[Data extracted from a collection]
++++
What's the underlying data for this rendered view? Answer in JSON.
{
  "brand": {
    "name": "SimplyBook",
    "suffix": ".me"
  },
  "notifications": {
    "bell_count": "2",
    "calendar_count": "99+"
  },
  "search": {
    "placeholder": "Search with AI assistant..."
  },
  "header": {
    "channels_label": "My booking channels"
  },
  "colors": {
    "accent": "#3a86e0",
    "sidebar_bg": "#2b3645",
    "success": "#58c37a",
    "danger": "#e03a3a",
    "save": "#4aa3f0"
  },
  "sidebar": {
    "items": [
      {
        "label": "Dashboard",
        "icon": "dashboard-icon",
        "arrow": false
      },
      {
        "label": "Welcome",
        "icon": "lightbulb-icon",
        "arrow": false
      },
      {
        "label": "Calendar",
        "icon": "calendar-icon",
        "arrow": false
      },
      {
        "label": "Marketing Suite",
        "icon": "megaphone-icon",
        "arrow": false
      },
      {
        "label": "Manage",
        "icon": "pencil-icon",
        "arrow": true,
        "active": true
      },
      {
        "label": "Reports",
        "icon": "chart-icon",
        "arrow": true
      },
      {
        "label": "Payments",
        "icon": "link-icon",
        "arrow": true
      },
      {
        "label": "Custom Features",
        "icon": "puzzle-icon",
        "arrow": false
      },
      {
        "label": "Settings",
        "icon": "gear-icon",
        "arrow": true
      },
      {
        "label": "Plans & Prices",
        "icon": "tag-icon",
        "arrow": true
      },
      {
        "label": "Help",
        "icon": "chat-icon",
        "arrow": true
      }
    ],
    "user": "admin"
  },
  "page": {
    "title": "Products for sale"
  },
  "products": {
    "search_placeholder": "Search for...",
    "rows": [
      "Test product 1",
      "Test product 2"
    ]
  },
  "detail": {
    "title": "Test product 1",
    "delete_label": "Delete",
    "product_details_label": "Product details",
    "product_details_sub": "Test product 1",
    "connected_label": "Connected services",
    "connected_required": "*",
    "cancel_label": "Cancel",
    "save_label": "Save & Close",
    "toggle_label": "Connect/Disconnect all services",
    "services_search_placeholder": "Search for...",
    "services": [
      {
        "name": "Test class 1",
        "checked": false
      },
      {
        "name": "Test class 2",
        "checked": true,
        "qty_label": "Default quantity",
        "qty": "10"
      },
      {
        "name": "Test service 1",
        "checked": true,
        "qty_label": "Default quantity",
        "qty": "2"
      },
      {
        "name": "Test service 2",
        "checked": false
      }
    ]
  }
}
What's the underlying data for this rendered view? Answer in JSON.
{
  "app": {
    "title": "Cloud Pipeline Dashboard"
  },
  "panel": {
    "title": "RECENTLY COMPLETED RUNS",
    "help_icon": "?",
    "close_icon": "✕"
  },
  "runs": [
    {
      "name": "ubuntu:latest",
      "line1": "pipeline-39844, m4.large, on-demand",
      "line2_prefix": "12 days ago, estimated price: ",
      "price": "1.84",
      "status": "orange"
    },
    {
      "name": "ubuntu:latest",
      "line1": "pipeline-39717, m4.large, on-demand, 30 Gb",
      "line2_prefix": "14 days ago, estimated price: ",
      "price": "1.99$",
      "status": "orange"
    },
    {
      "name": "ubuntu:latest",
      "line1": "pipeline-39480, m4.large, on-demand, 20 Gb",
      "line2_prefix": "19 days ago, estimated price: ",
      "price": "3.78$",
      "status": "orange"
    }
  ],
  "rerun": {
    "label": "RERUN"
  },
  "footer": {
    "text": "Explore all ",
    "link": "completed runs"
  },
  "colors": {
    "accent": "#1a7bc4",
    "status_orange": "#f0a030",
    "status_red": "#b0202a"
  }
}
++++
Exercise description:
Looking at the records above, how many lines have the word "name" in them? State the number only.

Exercise answer:
8